In what has been a wild week of racist rants, calls for boycotts, protests and extreme cases of finger-wagging, pointing fingers and calling people out for their personal beliefs, the Washington Redskins appear to be next on the list. With the help of Senator Harry Reid, the Redskins name is again the topic in political forums and once again the debate is heating up.
Taking full advantage of the opportunity surrounding the week of events that have followed Los Angeles Clippers owner, Donald Sterling, Senate Majority Leader Harry Reid is calling for a name change of the Washington Redskins. Reid has called out Redskins owner Daniel Snyder, urging him to “do what is morally right.” In the past, President Obama has even tossed in some comments, saying that if he was the owner of the franchise, that he would consider changing the name as well.
The debate has been going on for years, and depending on who speaks first, and who speaks last, the debate seems to go through peaks and valleys where both parties bring up valid points.
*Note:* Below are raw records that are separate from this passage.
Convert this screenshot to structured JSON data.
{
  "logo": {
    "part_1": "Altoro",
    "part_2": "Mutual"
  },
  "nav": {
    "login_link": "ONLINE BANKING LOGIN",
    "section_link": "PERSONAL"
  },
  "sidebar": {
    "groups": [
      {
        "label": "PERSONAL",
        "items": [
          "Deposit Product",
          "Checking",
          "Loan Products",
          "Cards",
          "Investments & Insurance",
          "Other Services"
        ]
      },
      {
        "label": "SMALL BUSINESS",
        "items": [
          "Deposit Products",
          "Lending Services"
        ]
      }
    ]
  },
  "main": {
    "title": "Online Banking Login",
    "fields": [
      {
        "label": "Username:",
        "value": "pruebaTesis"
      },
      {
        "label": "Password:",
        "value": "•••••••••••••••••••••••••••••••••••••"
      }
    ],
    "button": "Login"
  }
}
At times it is like being tossed into a hurricane of political correctness, where everything that is tossed into the public arena can be deemed “offensive.” It does not go without saying that the term “redskins,” does not carry with it some negative connotations, because it does. But then the question must become, where does the term come from in the first place? Knowing these kinds of things could make a huge difference.
According to Ives Goddard, a Smithsonian historian, the term “redskin” was used by Native American tribes as a way to differentiate between two separate races. They themselves used the term during early negotiations with the French and American’s, and it wasn’t until much later that the term was used in describing Native American’s with negative connotations. While some point to the negatives, others point to the warrior mentality that comes to mind. A lot of it can depend on how the word is used, and like anything else, if the term is used in a vicious attack toward someone, it most definitely is offensive and it makes complete sense why the Washington Redskin’s name may be in trouble, once again.
The other side of the story is being pushed by those like Senator Harry Reid who is piggy-backing off the past week of controversy. He sees the term as nothing more than hate speech and a term that is highly offensive to Native American tribes. Obviously, he is not the only one that feels this way, as members of the National Congress of American Indians, which consists of hundreds of tribes throughout the country have spoken out, calling for the name to be changed. The tribes have spoken, unfortunately for them, it is still a small sample that is rising up and calling for the ban, which makes it difficult for them to ever gain solid traction. It is a debate they are willing to have and as long as the banners, t-shirts and uniforms have the name “Redskins” across the front of their jerseys, the debate will certainly continue.
Senate Majority Leader, Harry Reid is taking advantage of a tired and frustrated public, choosing this moment to again bring this topic to the forefront. The problem with banning owners, calling out players and fans, and anyone that is associated with any group or corporation is that there will never be any end in sight. The hope to live in a perfect and harmonious society sounds like heaven on earth, but in reality it is an impossible notion. Despite the hope from many people to move forward and live in peace while singing campfire songs together, it is a fantasy, and nothing else. There will always be hatred and stereotypes, along with groups of people who for no other reason besides naivety cannot get along. If everything can be twisted and construed as being hateful, the nation and world we live in is in trouble.
When a football stadium is filled with more than 70,000 people, many who wear headdresses and paint their faces like warriors, it does not conjure up images of hatred, it appears to show pride. Sure, it is possible to twist things around, and find bad in just about anything, but in this case it may be better for the opposition to take a step back, look at the fans who scream and cheer for the Washington Redskins, and see the pride that fills their eyes. There may be a few bad apples, but for the most part most of the people out at the football stadium on a Sunday afternoon are not mocking or putting down a culture, race or a group of individuals. They are cheering for their team, with great pride and nothing else. If the Redskins name is in trouble again, society might as well toss in the towel and call everything offensive. For now, maybe it is time to strip the negative connotation and try to see the term as endearing, and something that can be seen as positive, as opposed to the overwhelming negativity that is gripping this amazing nation.
Commentary by Johnny Caito